Date of Award


Document Type


Degree Name

Master of Science


College of Arts and Sciences


Engineering & Computer Science MS

First Advisor

Roy Villfane

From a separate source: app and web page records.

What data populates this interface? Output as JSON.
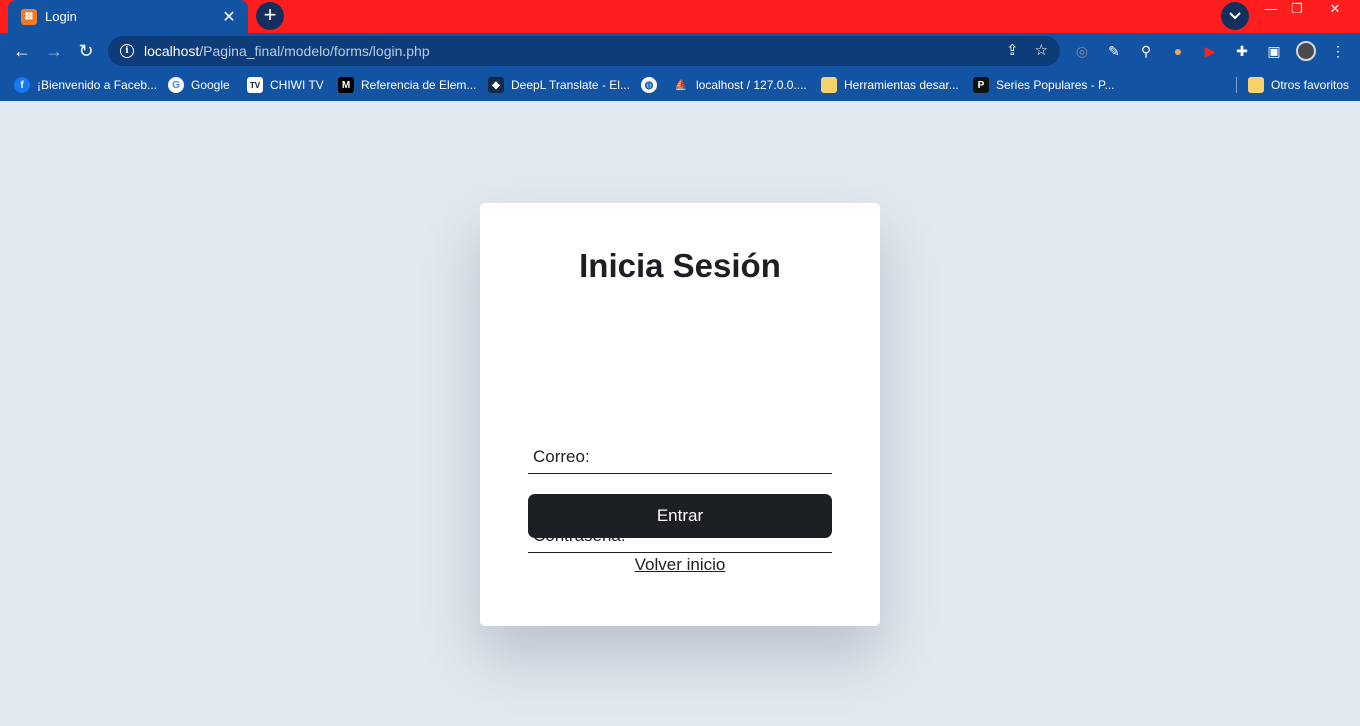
{
  "browser": {
    "tab": {
      "title": "Login",
      "favicon_icon": "xampp-icon"
    },
    "url_host": "localhost",
    "url_path": "/Pagina_final/modelo/forms/login.php",
    "bookmarks": [
      {
        "label": "¡Bienvenido a Faceb...",
        "icon": "facebook-icon",
        "color": "#1877f2"
      },
      {
        "label": "Google",
        "icon": "google-icon",
        "color": "#ffffff"
      },
      {
        "label": "CHIWI TV",
        "icon": "tv-icon",
        "color": "#ffffff"
      },
      {
        "label": "Referencia de Elem...",
        "icon": "mdn-icon",
        "color": "#000000"
      },
      {
        "label": "DeepL Translate - El...",
        "icon": "deepl-icon",
        "color": "#0f2b46"
      },
      {
        "label": "",
        "icon": "globe-icon",
        "color": "#ffffff"
      },
      {
        "label": "localhost / 127.0.0....",
        "icon": "phpmyadmin-icon",
        "color": "#f29111"
      },
      {
        "label": "Herramientas desar...",
        "icon": "folder-icon",
        "color": "#f6d46b"
      },
      {
        "label": "Series Populares - P...",
        "icon": "p-icon",
        "color": "#111111"
      }
    ],
    "other_bookmarks": "Otros favoritos"
  },
  "login": {
    "title": "Inicia Sesión",
    "email_label": "Correo:",
    "password_label": "Contraseña:",
    "submit_label": "Entrar",
    "back_label": "Volver inicio"
  },
  "colors": {
    "tabbar": "#ff1e1e",
    "chrome": "#1353a3",
    "page_bg": "#e3e9f1",
    "button": "#1c1f24"
  }
}
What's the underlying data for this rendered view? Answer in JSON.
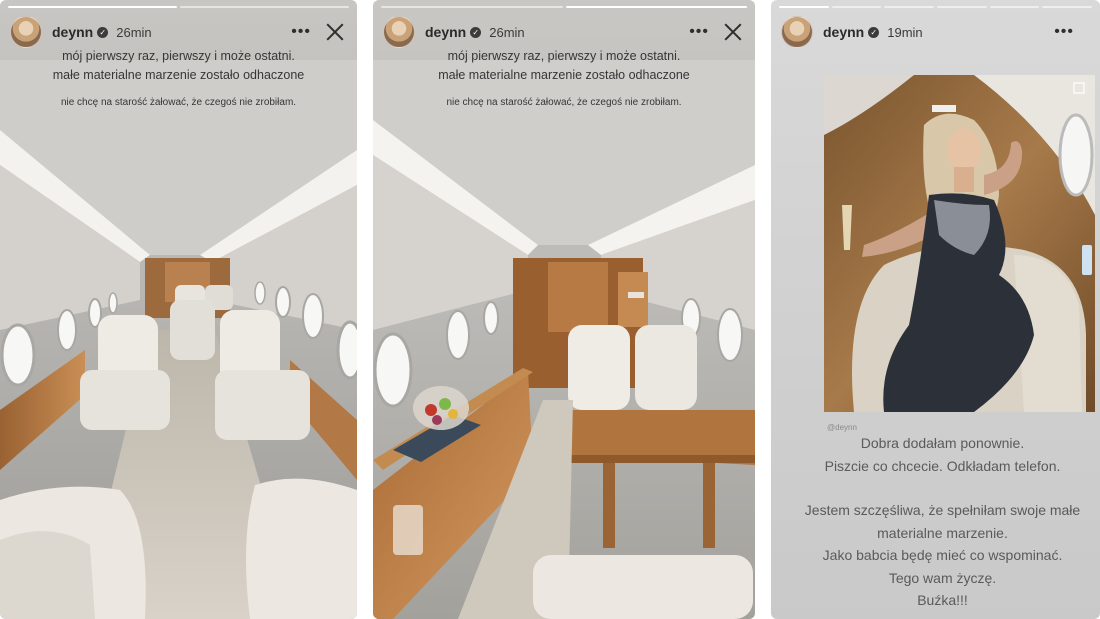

Problem. The composite model approach that follows a DTMC process with constant failure rate is not analytically tractable for improving its method of solution for estimating software reliability. In this case, a hierarchical approach is preferred to improve accuracy for the method of solution for estimating reliability. Very few studies have been conducted on heterogeneous architecture-based software reliability, and those that have been done use the composite model for reliability estimation. To my knowledge, no research has been done where a hierarchical approach is taken to estimate heterogeneous architecture-based software reliability. This paper explores the use and effectiveness of a hierarchical framework to estimate heterogeneous architecture-based software reliability. -- Method. Concepts of reliability and reliability prediction models for heterogeneous software architecture were surveyed. The different architectural styles were identified as batch-sequential, parallel filter, fault tolerance, and call and return. A method for evaluating these four styles solely on the basis of transition probability was proposed. Four case studies were selected from similar researches which have been done to test the effectiveness of the proposed hierarchical framework. The study assumes that the method of extracting the information about the software architecture was accurate and that the actual reliability of the systems used were free of software errors. -- Results. The percentage difference in results of the reliability estimated by the proposed hierarchical framework compared with the actual reliability was 5.12%, 11.09%, 0.82%, and 52.14% for Cases 1, 2, 3, and 4 respectively. The proposed hierarchical framework did not work for Case 4, which showed much higher values in component utilization and therefore higher interactions between components when compared with the other cases. -- Conclusions. The proposed hierarchical framework generally showed close comparison with the actual reliability of the software systems used in the case studies. However, the results obtained by the proposed hierarchical framework compared to the actual reliability were in disagreement for Case 4. This is due to the higher component interactions in Case 4 when compared with other cases and showed that there are limitations to the extent to which the proposed hierarchical framework can be applied. The reasoning for the limitations of the hierarchical approach has not been cited in any research on the subject matter. Even with the limitations, the hierarchical framework for estimating heterogeneous architecture-based software reliability can still be applied when high accuracy is not required and not too high interactions among components in the software system exist. Thesis (M.S.) -- Andrews University, College of Arts and Sciences, 2014

Subject Area

Software architecture., Computers--Reliability.